No notes, no podium, no PowerPoint presentation.
That’s how Jim Tressel made his pitch to be president of the University of Akron on Thursday.
The former coach spoke seemingly off-the-cuff before a near-capacity crowd of 290 in the Student Union Theatre, which seats 323. He was the last of three finalists to present his ideas.
“The No. 1 mission we have is about student success,” said Tressel, 61. “That’s why we’re here. It’s quite a responsibility to ensure that the people who chose us are successful.”
Tressel has spent two years as a top UA official, most recently as executive vice president of student success, one of two top lieutenants for President Luis Proenza, who is stepping down to return to teaching. He oversees the nonacademic and nonathletic side of the university, from recruiting to financial aid to the career center, and that’s what he focused on at the forum.
He spoke of the need to create a sense of unity, or “oneness,” on campus in which everyone is working toward the same goal: making students successful.
“We want this place to be vibrant, full of people who want to learn,” Tressel said.
He said the administration fell short in providing a “structurally sound budget” for the coming fiscal year, where UA has been cutting corners and beefing up recruitment to close a $15 million budget shortfall.
With his guidance, the 2016 budget would be structurally sound, he said.
Bringing in that kind of budget might mean lowering UA’s spending on athletics and beefing up university revenue, he suggested.
The audience broke into applause several times and laughed at Tressel’s self-deprecating humor, as when he said he couldn’t introduce himself within the 10 minutes UA allowed.
“With my ego, I can’t even say hello in 10 minutes,” he said.
He verbally jostled with John Green, director of the Bliss Institute for Applied Politics, when he stepped up to a microphone to ask about the balance between athletics and academics, a worry among faculty given Tressel’s 37 years in athletics.
“What are you trying to do, intimidate me?” Tressel asked good-naturedly of Green, who has earned a national reputation as an expert in politics.
Tressel does not hold a doctorate, which many consider a prerequisite for the job.

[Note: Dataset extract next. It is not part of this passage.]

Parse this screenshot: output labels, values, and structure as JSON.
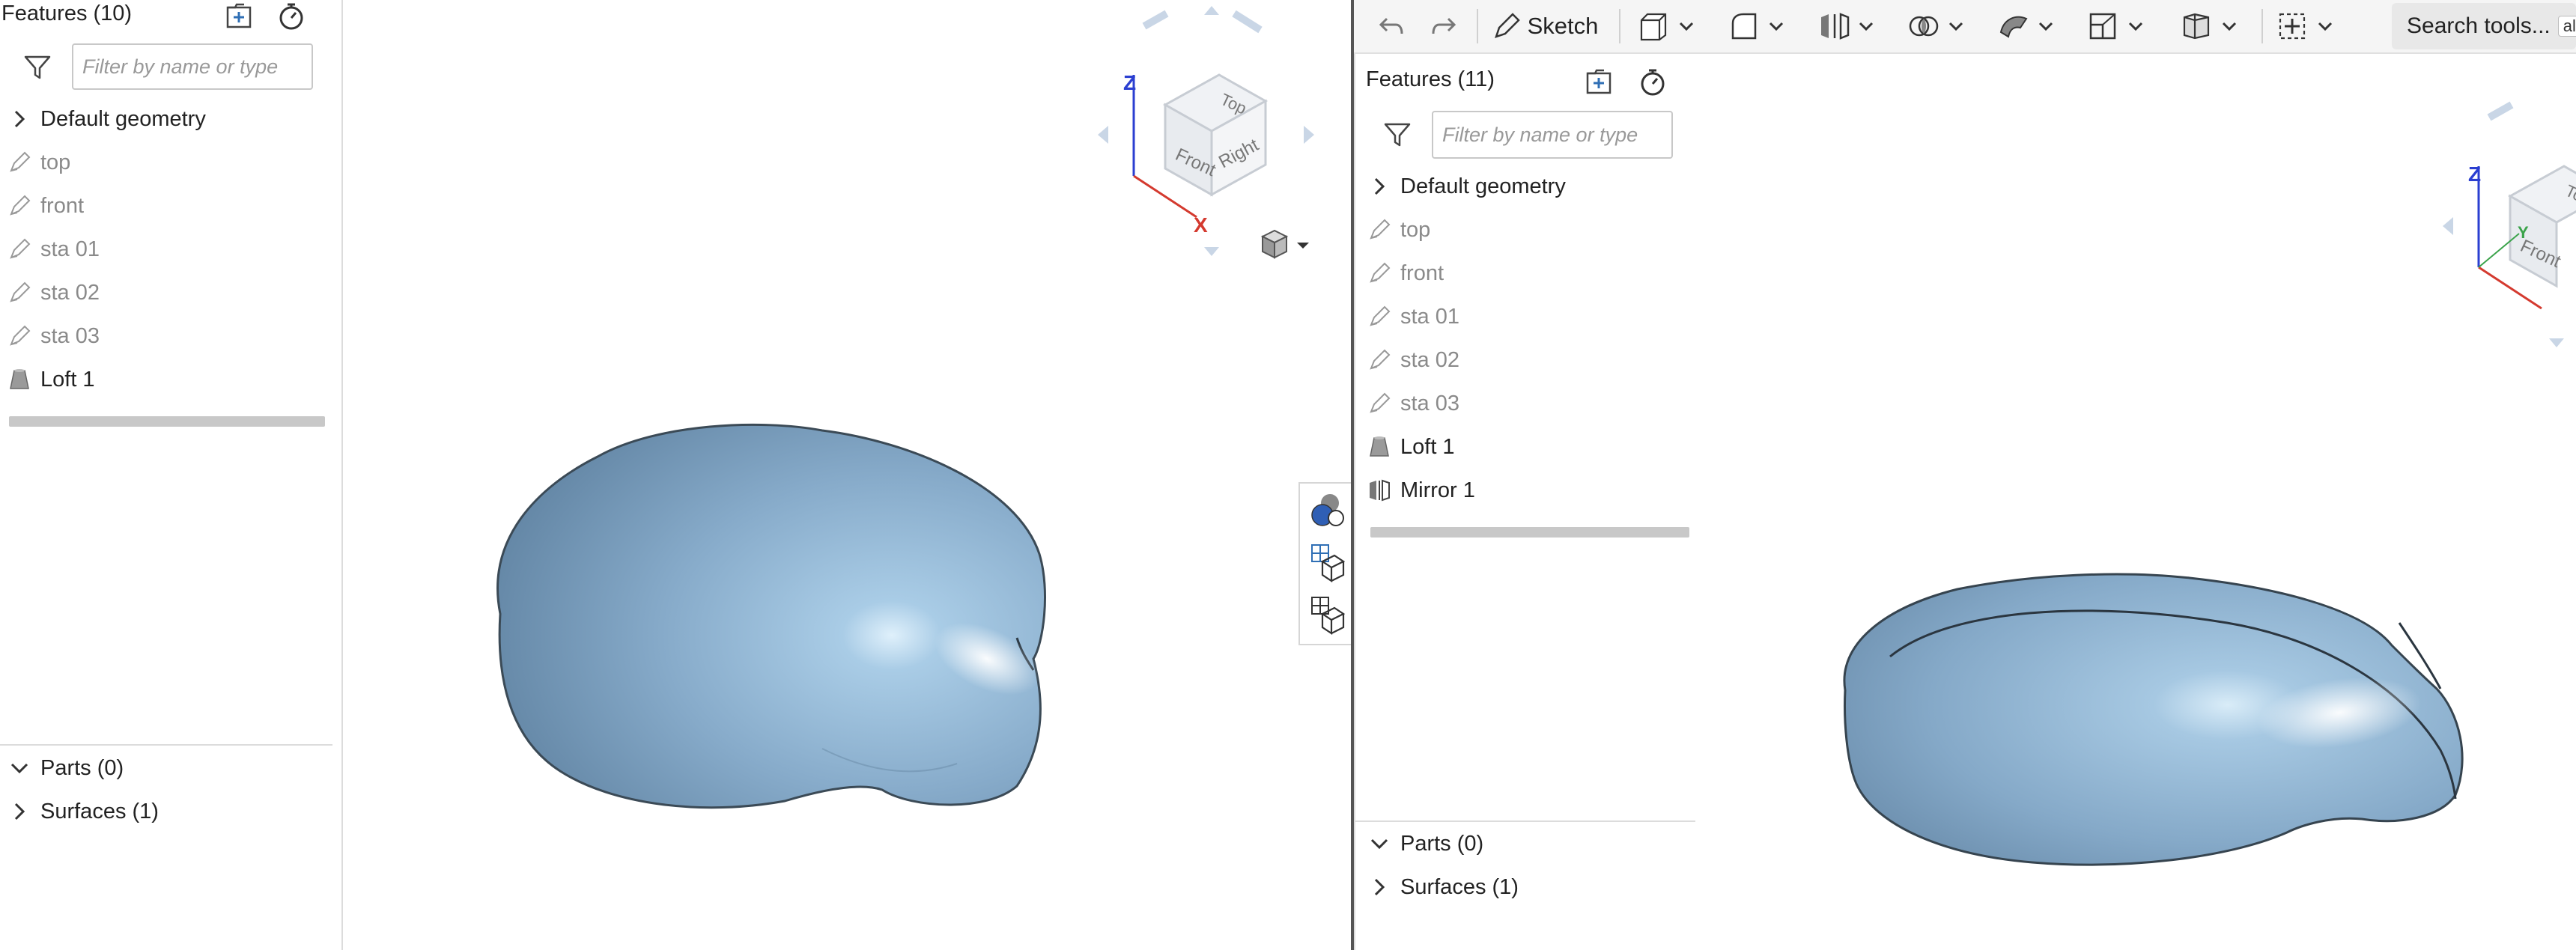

His bachelor’s and master’s degrees are in education.
And he brings baggage from his days as football coach at Ohio State, where players accepted tattoos in exchange for memorabilia. He did not tell NCAA officials promptly when he learned of the infractions.
However, that didn’t seem to bother most people approached for comments after the forum.
“Excellent speech. He’s definitely a team player,” said Joe Gregor, assistant vice president of physical facilities.
“I feel very confident in his direction for the institution,” said Bill Torgler, director of academic advisement. “I was very happy to hear his ideas about student success.”
Steve Weeks, a biology professor and president of the Akron chapter of the American Association of University Professors, was more cautious.
“I think Tressel is a coach,” Weeks said. “He talks about teamwork and really emphasized everyone coming together and ‘working as a team.’
“His analogy — about how everyone on a team has to understand that they are only as important as all the others on the team — seemed straight out of a football coaching manual.”
Tressel gets to do it all over again Monday, when he attends a similar forum for the presidency at Youngstown State, where he also is one of three finalists.
Both UA and YSU are moving on parallel tracks as they seek to find a new president by July 1.
Tressel is a favorite son in the Youngstown area because of his coaching there, and many community leaders have welcomed his candidacy with open arms.
YSU trustees reportedly will announce their new president in mid-May.
Jon Pavloff, a UA trustee and chairman of the UA search committee, said trustees “definitely” will pick their new president by Memorial Day.
Carol Biliczky can be reached at email@example.com or 330-996-3729.